Review ordered into tax reliefs for owners of historic homes

Section 482 review follows high-profile cases of ‘big houses’ in trouble

Minister for Arts, Heritage, Regional, Rural and Gaeltacht Affairs Heather Humphreys announced the review of the tax breaks allowed to the owners of historic houses. Photograph: Gareth Chaney/Collins

Minister for Arts, Heritage, Regional, Rural and Gaeltacht Affairs Heather Humphreys announced the review of the tax breaks allowed to the owners of historic houses. Photograph: Gareth Chaney/Collins

 

The Government has announced a review of the tax breaks allowed to the owners of historic houses.

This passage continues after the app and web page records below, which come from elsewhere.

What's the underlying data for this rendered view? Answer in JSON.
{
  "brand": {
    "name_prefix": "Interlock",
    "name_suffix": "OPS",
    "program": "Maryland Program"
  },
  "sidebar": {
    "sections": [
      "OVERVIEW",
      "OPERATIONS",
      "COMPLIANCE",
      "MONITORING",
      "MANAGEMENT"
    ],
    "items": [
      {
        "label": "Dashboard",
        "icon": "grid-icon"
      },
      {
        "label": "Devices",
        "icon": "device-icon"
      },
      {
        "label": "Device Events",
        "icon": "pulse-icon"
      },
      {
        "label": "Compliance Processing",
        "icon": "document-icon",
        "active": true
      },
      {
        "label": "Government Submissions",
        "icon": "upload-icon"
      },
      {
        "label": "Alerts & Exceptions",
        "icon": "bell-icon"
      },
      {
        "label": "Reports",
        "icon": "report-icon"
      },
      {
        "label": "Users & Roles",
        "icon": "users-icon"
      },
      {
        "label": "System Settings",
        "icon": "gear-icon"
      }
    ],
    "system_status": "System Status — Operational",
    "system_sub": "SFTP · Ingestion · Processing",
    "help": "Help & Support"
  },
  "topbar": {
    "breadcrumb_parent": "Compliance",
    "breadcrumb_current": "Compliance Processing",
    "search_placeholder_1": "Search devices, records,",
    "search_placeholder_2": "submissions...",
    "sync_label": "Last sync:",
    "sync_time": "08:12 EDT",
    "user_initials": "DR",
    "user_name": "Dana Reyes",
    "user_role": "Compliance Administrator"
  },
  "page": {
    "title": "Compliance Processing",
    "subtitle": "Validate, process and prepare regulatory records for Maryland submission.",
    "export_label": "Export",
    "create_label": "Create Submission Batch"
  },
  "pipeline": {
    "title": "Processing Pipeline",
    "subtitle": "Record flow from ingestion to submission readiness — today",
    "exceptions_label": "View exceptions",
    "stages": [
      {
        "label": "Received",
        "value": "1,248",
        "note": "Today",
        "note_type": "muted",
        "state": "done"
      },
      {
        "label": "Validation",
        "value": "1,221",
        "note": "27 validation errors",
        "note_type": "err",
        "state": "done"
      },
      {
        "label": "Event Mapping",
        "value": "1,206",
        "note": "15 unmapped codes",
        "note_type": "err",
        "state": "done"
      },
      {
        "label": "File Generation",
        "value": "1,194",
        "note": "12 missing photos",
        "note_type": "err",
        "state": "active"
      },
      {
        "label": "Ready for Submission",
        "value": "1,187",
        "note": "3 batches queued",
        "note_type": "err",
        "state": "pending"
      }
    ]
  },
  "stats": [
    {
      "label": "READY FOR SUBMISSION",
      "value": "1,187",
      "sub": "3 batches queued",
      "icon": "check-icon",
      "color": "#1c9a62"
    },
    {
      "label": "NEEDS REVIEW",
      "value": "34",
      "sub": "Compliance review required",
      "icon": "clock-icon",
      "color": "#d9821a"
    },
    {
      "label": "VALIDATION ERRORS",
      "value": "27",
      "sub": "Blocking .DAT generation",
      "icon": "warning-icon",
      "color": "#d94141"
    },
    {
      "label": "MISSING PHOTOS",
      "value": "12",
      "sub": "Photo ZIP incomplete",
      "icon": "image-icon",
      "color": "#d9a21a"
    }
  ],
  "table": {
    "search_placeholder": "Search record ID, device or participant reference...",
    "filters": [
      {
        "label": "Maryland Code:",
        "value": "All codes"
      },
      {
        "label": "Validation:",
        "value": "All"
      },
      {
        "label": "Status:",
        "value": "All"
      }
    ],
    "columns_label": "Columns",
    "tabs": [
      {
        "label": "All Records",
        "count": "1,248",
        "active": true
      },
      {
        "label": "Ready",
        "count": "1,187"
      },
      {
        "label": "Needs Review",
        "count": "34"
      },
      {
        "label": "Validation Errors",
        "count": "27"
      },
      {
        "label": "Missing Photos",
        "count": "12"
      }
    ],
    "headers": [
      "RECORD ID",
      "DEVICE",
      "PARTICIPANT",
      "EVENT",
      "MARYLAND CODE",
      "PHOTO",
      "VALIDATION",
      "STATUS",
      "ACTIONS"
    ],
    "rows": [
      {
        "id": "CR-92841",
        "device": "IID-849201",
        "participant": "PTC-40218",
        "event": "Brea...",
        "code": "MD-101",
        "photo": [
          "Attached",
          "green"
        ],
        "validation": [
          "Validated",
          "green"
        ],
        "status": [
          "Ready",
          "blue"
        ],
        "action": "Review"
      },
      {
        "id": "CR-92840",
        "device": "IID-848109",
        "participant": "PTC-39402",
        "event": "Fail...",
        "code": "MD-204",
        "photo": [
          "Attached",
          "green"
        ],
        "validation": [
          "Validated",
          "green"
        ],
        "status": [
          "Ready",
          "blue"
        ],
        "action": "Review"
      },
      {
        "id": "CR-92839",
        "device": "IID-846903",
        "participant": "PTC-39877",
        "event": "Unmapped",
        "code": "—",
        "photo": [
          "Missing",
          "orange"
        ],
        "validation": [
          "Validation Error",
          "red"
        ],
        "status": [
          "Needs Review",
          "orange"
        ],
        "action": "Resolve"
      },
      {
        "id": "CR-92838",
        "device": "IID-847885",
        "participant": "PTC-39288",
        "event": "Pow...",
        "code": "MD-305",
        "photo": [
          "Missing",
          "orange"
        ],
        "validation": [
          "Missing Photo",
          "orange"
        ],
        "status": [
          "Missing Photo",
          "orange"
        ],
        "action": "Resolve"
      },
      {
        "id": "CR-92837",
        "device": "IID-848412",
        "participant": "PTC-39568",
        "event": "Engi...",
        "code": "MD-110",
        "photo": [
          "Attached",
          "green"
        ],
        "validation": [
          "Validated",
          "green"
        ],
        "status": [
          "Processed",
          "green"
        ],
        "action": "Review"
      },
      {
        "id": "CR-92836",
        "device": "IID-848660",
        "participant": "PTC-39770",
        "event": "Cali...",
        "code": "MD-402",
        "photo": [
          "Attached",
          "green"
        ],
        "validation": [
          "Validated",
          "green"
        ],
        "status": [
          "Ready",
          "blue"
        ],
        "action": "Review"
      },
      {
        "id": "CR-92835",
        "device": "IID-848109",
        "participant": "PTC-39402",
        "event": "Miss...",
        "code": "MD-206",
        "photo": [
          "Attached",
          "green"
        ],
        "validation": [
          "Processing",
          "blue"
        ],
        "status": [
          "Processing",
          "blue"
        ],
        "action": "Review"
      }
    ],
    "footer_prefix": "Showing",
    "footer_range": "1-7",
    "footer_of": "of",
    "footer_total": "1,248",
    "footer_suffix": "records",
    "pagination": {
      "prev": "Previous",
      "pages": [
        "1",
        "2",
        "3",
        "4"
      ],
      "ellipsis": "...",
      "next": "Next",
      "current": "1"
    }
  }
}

Section 482 of the Taxes Consolidation Act, 1997, allows owners of so-called big houses tax relief on repairing, maintaining and restoring their properties.

A condition of the scheme is that the property be open to the public for a minimum numbers of days each year, or in use as a registered guest house.

Minister for Arts, Heritage, Regional, Rural and Gaeltacht Affairs Heather Humphreys announced the review. It was recommended in An Action Plan for the Sustainable Future of the Irish Historic House in Private Ownership, published in 2015.

The cost of maintaining historic properties has led to a number of high-profile cases of the owners of historic homes getting into financial difficulty.

The Alfred Beit Foundation, which runs Russborough House in Co Wicklow, was forced to sell €7 million worth of its old-master paintings from the Beit collection because of its ongoing financial difficulties.

Westport House

In January, Westport House, the home of the Browne family for 300 years, was sold to the Hughes family locally, though there was pressure on the State to buy the house and grounds.

The Hughes family has pledged to keep it open to the public and to invest €50 million in it as a tourism attraction.

There have also been calls for the State to buy Luggala Lodge and estate in Co Wicklow, which is on the market for €28 million. Its owner, Garech Browne, is selling up because he seldom spends time there now.

The Minister’s spokeswoman said the action plan made it clear the State did not have the resources or the desire to acquire these properties.

Instead, she said, the Minister was interested in finding ways to make Section 482 relief suitable for estate owners.

“She wants to know what the State can do to try and assist more, recognising how important these heritage properties are,” she said.

The review is being undertaken by the Department of Arts, Heritage, Regional, Rural and Gaeltacht Affairs and the Department of Finance, with support from the Revenue Commissioners.

Interested parties are invited to make submissions. The closing date for submissions is March 24th.